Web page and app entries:
= Beginning of Section =

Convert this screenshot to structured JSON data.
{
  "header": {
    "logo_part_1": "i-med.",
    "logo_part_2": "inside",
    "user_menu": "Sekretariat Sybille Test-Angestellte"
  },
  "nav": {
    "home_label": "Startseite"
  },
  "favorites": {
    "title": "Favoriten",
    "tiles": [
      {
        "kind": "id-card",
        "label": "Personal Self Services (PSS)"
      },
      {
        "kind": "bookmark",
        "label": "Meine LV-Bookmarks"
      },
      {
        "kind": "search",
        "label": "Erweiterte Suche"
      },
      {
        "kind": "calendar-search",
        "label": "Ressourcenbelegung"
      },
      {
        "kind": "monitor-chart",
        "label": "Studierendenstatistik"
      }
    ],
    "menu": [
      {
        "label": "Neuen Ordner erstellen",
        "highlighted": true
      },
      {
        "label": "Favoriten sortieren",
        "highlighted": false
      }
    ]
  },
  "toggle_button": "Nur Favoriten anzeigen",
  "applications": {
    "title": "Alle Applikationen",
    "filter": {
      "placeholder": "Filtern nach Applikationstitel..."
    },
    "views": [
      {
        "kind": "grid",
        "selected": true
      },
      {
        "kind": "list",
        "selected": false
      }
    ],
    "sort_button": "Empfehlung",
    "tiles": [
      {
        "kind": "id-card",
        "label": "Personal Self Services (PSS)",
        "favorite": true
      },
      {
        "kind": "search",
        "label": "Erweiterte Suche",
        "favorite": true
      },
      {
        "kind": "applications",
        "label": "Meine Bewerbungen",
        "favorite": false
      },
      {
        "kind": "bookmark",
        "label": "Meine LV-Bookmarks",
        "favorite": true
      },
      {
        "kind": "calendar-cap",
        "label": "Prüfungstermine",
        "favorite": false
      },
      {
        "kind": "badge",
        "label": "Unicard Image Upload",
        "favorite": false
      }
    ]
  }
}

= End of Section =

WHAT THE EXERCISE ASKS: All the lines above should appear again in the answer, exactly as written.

ANSWER BOX:
Convert this screenshot to structured JSON data.
{
  "header": {
    "logo_part_1": "i-med.",
    "logo_part_2": "inside",
    "user_menu": "Sekretariat Sybille Test-Angestellte"
  },
  "nav": {
    "home_label": "Startseite"
  },
  "favorites": {
    "title": "Favoriten",
    "tiles": [
      {
        "kind": "id-card",
        "label": "Personal Self Services (PSS)"
      },
      {
        "kind": "bookmark",
        "label": "Meine LV-Bookmarks"
      },
      {
        "kind": "search",
        "label": "Erweiterte Suche"
      },
      {
        "kind": "calendar-search",
        "label": "Ressourcenbelegung"
      },
      {
        "kind": "monitor-chart",
        "label": "Studierendenstatistik"
      }
    ],
    "menu": [
      {
        "label": "Neuen Ordner erstellen",
        "highlighted": true
      },
      {
        "label": "Favoriten sortieren",
        "highlighted": false
      }
    ]
  },
  "toggle_button": "Nur Favoriten anzeigen",
  "applications": {
    "title": "Alle Applikationen",
    "filter": {
      "placeholder": "Filtern nach Applikationstitel..."
    },
    "views": [
      {
        "kind": "grid",
        "selected": true
      },
      {
        "kind": "list",
        "selected": false
      }
    ],
    "sort_button": "Empfehlung",
    "tiles": [
      {
        "kind": "id-card",
        "label": "Personal Self Services (PSS)",
        "favorite": true
      },
      {
        "kind": "search",
        "label": "Erweiterte Suche",
        "favorite": true
      },
      {
        "kind": "applications",
        "label": "Meine Bewerbungen",
        "favorite": false
      },
      {
        "kind": "bookmark",
        "label": "Meine LV-Bookmarks",
        "favorite": true
      },
      {
        "kind": "calendar-cap",
        "label": "Prüfungstermine",
        "favorite": false
      },
      {
        "kind": "badge",
        "label": "Unicard Image Upload",
        "favorite": false
      }
    ]
  }
}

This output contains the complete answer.